So we are embarking on the fifth week of boat school. We have finally adjusted to the schedule. While hanging out in one place for six weeks isn’t the typical cruiser lifestyle, Mel highly recommends starting out like that to any cruisers with kids. Staying in one place has given us all some time to adjust to living on a floating microhome and to establish new routines. Like, “Wake up well after 7 a.m., work out, commute to the saloon by walking up 4 stairs, take over teaching from spouse for two hours, feed the children, take a nap.” That sort of thing. With that said, we are probably going to head off to Santa Marta next week. It’s getting time to redecorate our view.
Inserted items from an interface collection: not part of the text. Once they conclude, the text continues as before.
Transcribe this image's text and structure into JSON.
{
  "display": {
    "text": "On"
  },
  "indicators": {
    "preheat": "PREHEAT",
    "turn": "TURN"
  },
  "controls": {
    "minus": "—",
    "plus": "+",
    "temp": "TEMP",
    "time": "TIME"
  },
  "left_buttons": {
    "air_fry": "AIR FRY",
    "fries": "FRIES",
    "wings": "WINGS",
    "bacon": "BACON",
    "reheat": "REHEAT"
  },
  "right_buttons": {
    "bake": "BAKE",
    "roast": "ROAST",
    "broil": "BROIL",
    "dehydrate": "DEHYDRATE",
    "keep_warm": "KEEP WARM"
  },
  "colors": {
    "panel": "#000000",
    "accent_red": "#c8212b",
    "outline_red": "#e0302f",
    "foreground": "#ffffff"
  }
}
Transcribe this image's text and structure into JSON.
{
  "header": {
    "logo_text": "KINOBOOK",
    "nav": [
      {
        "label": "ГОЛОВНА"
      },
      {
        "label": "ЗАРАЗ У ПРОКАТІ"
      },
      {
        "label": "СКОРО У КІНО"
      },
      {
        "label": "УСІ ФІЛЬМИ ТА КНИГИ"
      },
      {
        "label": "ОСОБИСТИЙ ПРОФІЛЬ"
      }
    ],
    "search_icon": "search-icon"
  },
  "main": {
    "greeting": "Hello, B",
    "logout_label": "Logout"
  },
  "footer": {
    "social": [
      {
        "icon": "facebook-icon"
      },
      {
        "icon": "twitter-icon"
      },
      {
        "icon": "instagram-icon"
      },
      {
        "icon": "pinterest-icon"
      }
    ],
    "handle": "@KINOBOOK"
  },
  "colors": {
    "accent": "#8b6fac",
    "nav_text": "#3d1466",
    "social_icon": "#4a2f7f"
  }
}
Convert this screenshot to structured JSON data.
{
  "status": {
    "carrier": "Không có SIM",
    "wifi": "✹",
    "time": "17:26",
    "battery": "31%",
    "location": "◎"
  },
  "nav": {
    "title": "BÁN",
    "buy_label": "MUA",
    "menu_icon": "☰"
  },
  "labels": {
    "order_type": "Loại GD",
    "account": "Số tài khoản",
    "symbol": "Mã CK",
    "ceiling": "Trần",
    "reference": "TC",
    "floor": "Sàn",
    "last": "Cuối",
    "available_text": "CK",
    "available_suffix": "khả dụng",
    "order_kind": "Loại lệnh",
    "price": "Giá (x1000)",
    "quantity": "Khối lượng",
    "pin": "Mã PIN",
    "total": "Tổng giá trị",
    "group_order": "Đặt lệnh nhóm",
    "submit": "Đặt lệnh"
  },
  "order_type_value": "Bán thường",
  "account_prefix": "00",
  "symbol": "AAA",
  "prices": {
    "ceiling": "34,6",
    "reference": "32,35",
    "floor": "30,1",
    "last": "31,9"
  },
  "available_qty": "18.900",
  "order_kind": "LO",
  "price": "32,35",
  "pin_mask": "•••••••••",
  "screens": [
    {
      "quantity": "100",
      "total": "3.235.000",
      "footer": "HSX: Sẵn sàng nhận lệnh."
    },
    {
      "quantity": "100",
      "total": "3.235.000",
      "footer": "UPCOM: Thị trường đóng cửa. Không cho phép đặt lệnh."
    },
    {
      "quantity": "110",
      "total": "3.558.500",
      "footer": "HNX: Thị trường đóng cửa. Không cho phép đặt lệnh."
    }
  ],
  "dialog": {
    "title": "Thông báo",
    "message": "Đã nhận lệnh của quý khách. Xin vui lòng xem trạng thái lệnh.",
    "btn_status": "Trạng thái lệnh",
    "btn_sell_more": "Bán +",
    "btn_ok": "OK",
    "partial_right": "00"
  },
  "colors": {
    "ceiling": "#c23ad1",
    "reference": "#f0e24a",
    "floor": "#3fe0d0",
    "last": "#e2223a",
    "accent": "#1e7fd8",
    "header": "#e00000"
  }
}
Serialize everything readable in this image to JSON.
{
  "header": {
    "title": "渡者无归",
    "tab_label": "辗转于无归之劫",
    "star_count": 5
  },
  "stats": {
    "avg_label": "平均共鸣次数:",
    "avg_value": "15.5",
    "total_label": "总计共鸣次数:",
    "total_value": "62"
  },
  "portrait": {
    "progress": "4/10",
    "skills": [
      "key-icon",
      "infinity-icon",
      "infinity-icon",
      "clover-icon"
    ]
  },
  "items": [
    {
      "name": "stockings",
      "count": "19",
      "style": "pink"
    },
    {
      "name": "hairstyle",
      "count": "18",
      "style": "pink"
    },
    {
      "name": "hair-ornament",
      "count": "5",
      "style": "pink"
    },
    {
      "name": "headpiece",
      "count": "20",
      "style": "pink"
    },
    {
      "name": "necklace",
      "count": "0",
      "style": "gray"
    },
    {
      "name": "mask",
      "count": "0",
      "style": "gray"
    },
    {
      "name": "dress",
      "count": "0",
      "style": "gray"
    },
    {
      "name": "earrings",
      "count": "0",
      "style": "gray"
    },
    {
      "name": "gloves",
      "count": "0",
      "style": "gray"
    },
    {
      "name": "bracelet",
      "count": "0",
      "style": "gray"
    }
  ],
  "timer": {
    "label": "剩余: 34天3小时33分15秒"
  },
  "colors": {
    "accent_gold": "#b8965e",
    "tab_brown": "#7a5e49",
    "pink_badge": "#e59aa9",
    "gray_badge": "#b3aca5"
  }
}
Overall boat school is going well. Mel is happy with the curriculum she has chosen for the most part, although Science Fusion, which must have been designed by someone whose desk was in constant disarray, is hard to homeschool and is almost unusable when one has poor internet access. Oh well, it’s just science, she tells herself. All being good at science or medicine gets you is a stagnant upper middle-class job working for someone else with a business degree with more upward mobility and a nicer retirement portfolio.
Oh, I’m sorry! That last part was written by bitter, burned-out Mel. Mel thought that part of her was completely squashed and transformed into happy, optimistic Mel. Guess it will take longer than two months…
Anyway, here are some things one might hear on a typical school day that demonstrate that boat school is like any other school:
“Open your book to pg. 38.”
“I want you to write out the definition of each vocabulary word.”
“Five minute break before the next class.”
And here are some things said that hopefully don’t occur in a typical school:
“We can’t do the experiment with the recommended materials because we don’t have clay, pipe cleaners, or kitchen magnets. So we will use aluminum foil, sticks, and wax instead. Oh, it’s hard to get it to work, is it? Shut up and do it anyway.”
“Stop throwing your pencils around the room – they might clog up the bilge.”
“Sit down and get the ice out of your mouth or I will strangle you.”
One thing is for sure, the goal of, “Get to know my kids better,” has been satisfied by this experience. But as a teacher friend once said, “When you first meet your class, all of the kids are cute. Then as you start teaching them, one by one they stop being cute.” This tragedy has befallen Mel’s kids, which is hard on them, as previously both of them were good at getting by on charm. This is not a great tragedy, however. On the particularly un-cute days, Mel can always toss her kids into the ocean. The consternation on their faces when they come up for air? That’s cute.